The answer must be an exact copy of the records, with every picture removed.

* * * *

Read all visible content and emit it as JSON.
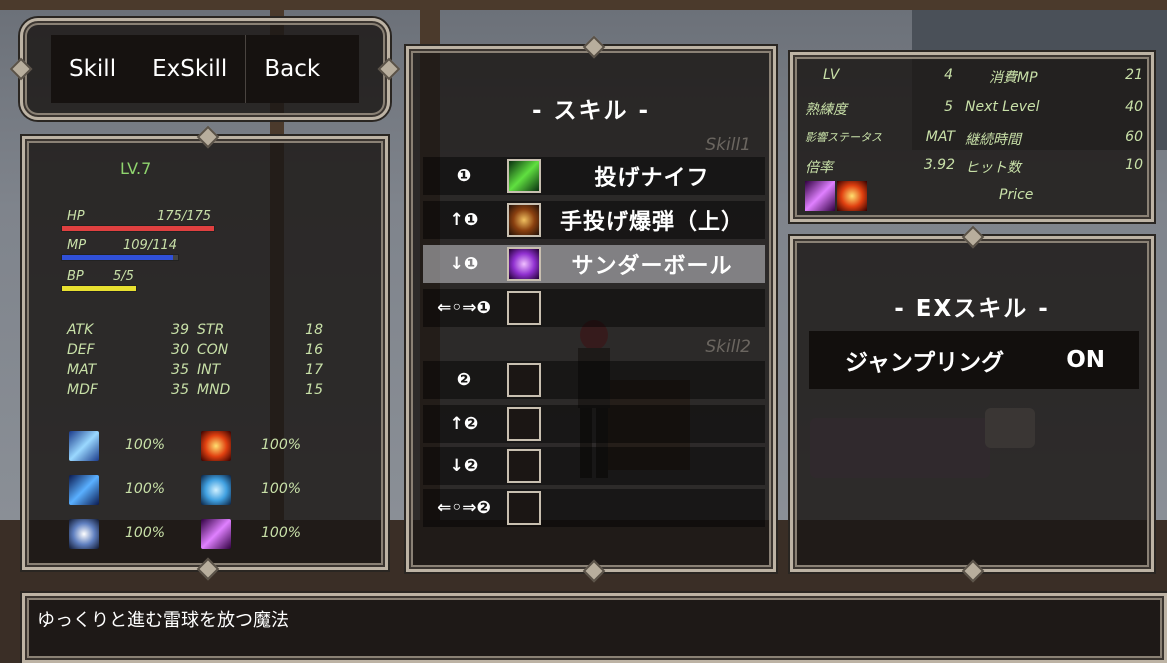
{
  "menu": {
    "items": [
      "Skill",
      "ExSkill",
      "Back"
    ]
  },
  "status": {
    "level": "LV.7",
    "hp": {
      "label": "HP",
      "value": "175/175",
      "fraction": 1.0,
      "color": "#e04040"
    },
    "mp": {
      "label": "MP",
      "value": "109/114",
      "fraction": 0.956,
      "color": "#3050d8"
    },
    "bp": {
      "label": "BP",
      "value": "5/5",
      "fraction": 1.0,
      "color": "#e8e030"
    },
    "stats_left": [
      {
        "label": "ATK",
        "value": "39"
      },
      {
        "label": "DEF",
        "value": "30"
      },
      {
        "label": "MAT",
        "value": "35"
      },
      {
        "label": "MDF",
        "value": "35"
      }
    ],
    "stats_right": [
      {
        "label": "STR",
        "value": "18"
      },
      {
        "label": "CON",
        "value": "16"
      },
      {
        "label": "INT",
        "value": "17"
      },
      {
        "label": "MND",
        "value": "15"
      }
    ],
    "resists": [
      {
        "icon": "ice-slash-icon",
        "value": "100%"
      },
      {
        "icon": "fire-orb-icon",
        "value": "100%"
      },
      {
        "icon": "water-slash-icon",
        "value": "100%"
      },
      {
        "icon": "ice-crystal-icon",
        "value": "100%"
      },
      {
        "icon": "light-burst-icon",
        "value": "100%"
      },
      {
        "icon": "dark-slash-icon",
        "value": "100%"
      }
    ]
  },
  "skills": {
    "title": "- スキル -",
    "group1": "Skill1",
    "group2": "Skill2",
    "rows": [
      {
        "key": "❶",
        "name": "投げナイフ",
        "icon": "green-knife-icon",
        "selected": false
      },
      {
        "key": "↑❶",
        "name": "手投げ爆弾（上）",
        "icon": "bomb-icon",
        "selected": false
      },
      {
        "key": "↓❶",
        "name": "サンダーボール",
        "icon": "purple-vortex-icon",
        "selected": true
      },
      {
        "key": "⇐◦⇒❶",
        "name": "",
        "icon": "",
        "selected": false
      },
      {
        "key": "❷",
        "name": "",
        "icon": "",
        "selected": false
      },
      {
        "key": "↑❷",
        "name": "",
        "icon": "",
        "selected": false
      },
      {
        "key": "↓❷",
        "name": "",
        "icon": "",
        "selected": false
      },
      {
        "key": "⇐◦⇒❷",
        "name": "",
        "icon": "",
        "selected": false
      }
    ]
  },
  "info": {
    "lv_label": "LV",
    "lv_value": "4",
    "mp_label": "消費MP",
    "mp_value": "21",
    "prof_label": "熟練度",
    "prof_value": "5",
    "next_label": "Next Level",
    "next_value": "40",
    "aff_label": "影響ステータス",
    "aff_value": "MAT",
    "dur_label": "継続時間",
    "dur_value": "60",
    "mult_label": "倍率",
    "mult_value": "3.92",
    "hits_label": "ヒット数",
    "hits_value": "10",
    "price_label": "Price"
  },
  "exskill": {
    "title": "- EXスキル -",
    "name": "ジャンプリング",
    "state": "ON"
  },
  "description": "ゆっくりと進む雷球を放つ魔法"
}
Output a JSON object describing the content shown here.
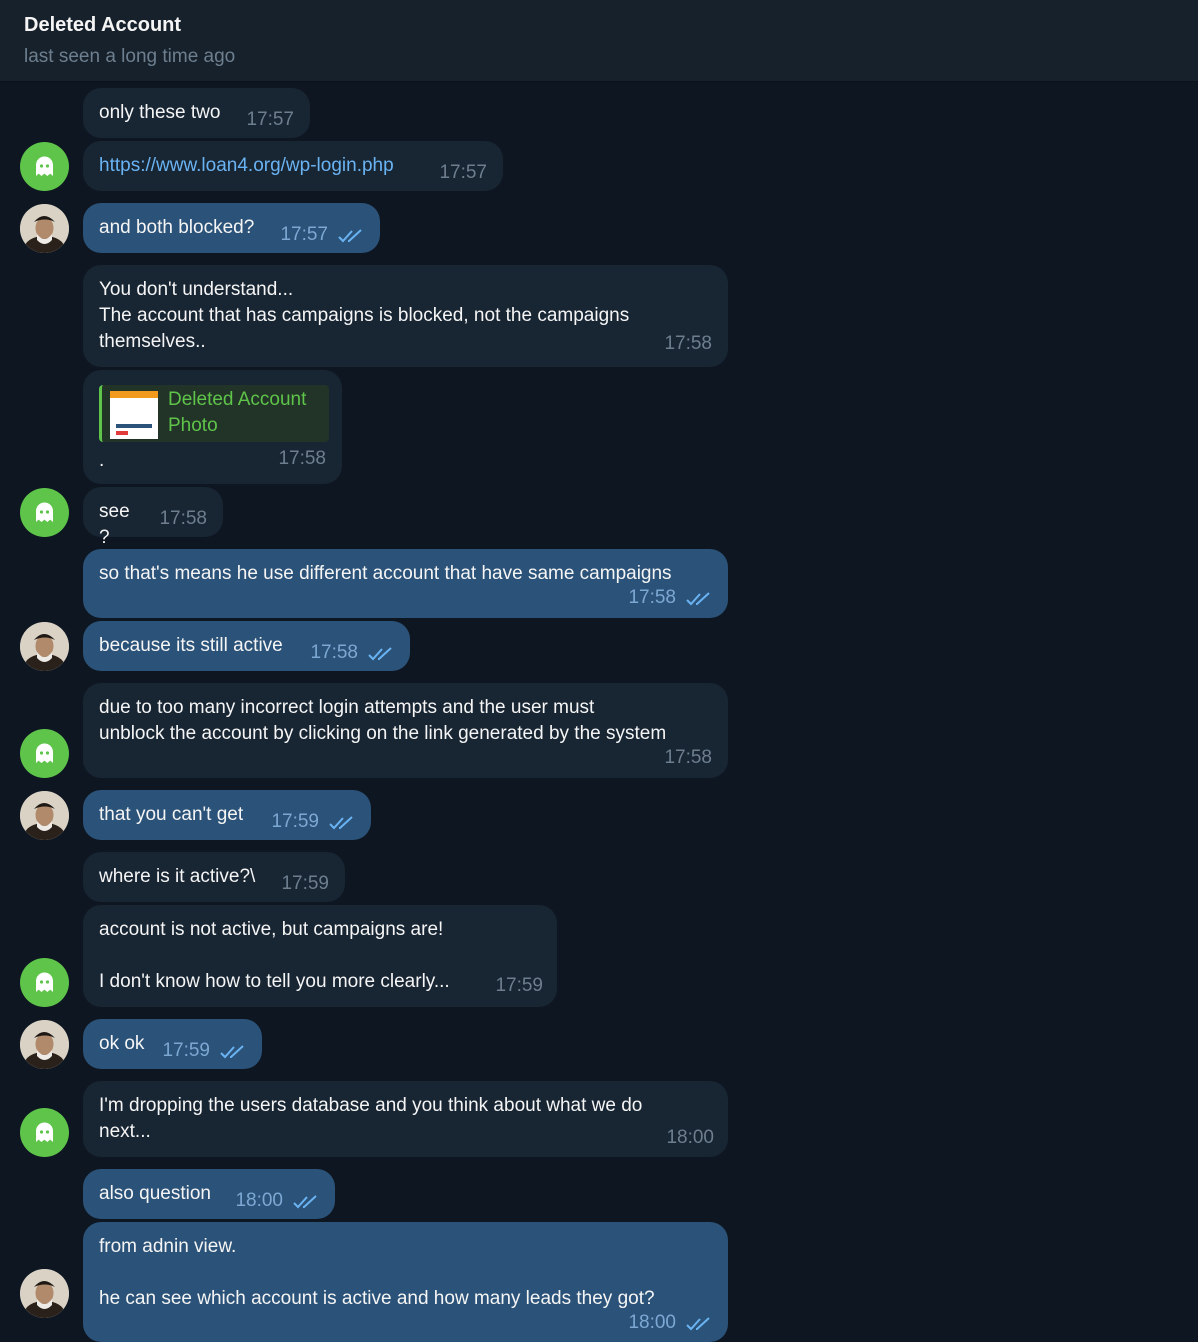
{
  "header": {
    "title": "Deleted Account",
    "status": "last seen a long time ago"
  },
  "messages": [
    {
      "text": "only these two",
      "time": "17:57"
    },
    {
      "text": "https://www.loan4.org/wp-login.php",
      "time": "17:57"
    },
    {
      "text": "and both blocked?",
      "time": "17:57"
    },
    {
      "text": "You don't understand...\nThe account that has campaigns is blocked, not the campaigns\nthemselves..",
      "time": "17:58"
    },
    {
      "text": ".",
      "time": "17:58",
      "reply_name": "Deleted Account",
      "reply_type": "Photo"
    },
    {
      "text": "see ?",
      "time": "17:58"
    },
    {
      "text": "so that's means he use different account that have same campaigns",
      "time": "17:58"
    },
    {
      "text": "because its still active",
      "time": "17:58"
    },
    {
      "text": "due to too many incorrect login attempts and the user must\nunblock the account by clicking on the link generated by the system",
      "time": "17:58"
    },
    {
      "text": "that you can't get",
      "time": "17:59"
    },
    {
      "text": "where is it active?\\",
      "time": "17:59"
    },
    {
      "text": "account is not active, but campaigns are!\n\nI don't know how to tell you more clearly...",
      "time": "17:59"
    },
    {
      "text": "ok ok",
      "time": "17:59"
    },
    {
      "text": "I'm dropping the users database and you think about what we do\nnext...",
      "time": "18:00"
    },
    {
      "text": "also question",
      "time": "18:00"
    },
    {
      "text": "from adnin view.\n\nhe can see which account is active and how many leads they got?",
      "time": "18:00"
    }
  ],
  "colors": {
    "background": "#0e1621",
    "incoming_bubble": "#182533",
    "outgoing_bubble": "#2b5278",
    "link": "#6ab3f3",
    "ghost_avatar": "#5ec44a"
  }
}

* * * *

### FINAL ANSWER
Read all visible content and emit it as JSON.
{
  "menu": {
    "items": [
      "Skill",
      "ExSkill",
      "Back"
    ]
  },
  "status": {
    "level": "LV.7",
    "hp": {
      "label": "HP",
      "value": "175/175",
      "fraction": 1.0,
      "color": "#e04040"
    },
    "mp": {
      "label": "MP",
      "value": "109/114",
      "fraction": 0.956,
      "color": "#3050d8"
    },
    "bp": {
      "label": "BP",
      "value": "5/5",
      "fraction": 1.0,
      "color": "#e8e030"
    },
    "stats_left": [
      {
        "label": "ATK",
        "value": "39"
      },
      {
        "label": "DEF",
        "value": "30"
      },
      {
        "label": "MAT",
        "value": "35"
      },
      {
        "label": "MDF",
        "value": "35"
      }
    ],
    "stats_right": [
      {
        "label": "STR",
        "value": "18"
      },
      {
        "label": "CON",
        "value": "16"
      },
      {
        "label": "INT",
        "value": "17"
      },
      {
        "label": "MND",
        "value": "15"
      }
    ],
    "resists": [
      {
        "icon": "ice-slash-icon",
        "value": "100%"
      },
      {
        "icon": "fire-orb-icon",
        "value": "100%"
      },
      {
        "icon": "water-slash-icon",
        "value": "100%"
      },
      {
        "icon": "ice-crystal-icon",
        "value": "100%"
      },
      {
        "icon": "light-burst-icon",
        "value": "100%"
      },
      {
        "icon": "dark-slash-icon",
        "value": "100%"
      }
    ]
  },
  "skills": {
    "title": "- スキル -",
    "group1": "Skill1",
    "group2": "Skill2",
    "rows": [
      {
        "key": "❶",
        "name": "投げナイフ",
        "icon": "green-knife-icon",
        "selected": false
      },
      {
        "key": "↑❶",
        "name": "手投げ爆弾（上）",
        "icon": "bomb-icon",
        "selected": false
      },
      {
        "key": "↓❶",
        "name": "サンダーボール",
        "icon": "purple-vortex-icon",
        "selected": true
      },
      {
        "key": "⇐◦⇒❶",
        "name": "",
        "icon": "",
        "selected": false
      },
      {
        "key": "❷",
        "name": "",
        "icon": "",
        "selected": false
      },
      {
        "key": "↑❷",
        "name": "",
        "icon": "",
        "selected": false
      },
      {
        "key": "↓❷",
        "name": "",
        "icon": "",
        "selected": false
      },
      {
        "key": "⇐◦⇒❷",
        "name": "",
        "icon": "",
        "selected": false
      }
    ]
  },
  "info": {
    "lv_label": "LV",
    "lv_value": "4",
    "mp_label": "消費MP",
    "mp_value": "21",
    "prof_label": "熟練度",
    "prof_value": "5",
    "next_label": "Next Level",
    "next_value": "40",
    "aff_label": "影響ステータス",
    "aff_value": "MAT",
    "dur_label": "継続時間",
    "dur_value": "60",
    "mult_label": "倍率",
    "mult_value": "3.92",
    "hits_label": "ヒット数",
    "hits_value": "10",
    "price_label": "Price"
  },
  "exskill": {
    "title": "- EXスキル -",
    "name": "ジャンプリング",
    "state": "ON"
  },
  "description": "ゆっくりと進む雷球を放つ魔法"
}
Output a JSON object describing the content shown here.
{
  "header": {
    "title": "Deleted Account",
    "status": "last seen a long time ago"
  },
  "messages": [
    {
      "text": "only these two",
      "time": "17:57"
    },
    {
      "text": "https://www.loan4.org/wp-login.php",
      "time": "17:57"
    },
    {
      "text": "and both blocked?",
      "time": "17:57"
    },
    {
      "text": "You don't understand...\nThe account that has campaigns is blocked, not the campaigns\nthemselves..",
      "time": "17:58"
    },
    {
      "text": ".",
      "time": "17:58",
      "reply_name": "Deleted Account",
      "reply_type": "Photo"
    },
    {
      "text": "see ?",
      "time": "17:58"
    },
    {
      "text": "so that's means he use different account that have same campaigns",
      "time": "17:58"
    },
    {
      "text": "because its still active",
      "time": "17:58"
    },
    {
      "text": "due to too many incorrect login attempts and the user must\nunblock the account by clicking on the link generated by the system",
      "time": "17:58"
    },
    {
      "text": "that you can't get",
      "time": "17:59"
    },
    {
      "text": "where is it active?\\",
      "time": "17:59"
    },
    {
      "text": "account is not active, but campaigns are!\n\nI don't know how to tell you more clearly...",
      "time": "17:59"
    },
    {
      "text": "ok ok",
      "time": "17:59"
    },
    {
      "text": "I'm dropping the users database and you think about what we do\nnext...",
      "time": "18:00"
    },
    {
      "text": "also question",
      "time": "18:00"
    },
    {
      "text": "from adnin view.\n\nhe can see which account is active and how many leads they got?",
      "time": "18:00"
    }
  ],
  "colors": {
    "background": "#0e1621",
    "incoming_bubble": "#182533",
    "outgoing_bubble": "#2b5278",
    "link": "#6ab3f3",
    "ghost_avatar": "#5ec44a"
  }
}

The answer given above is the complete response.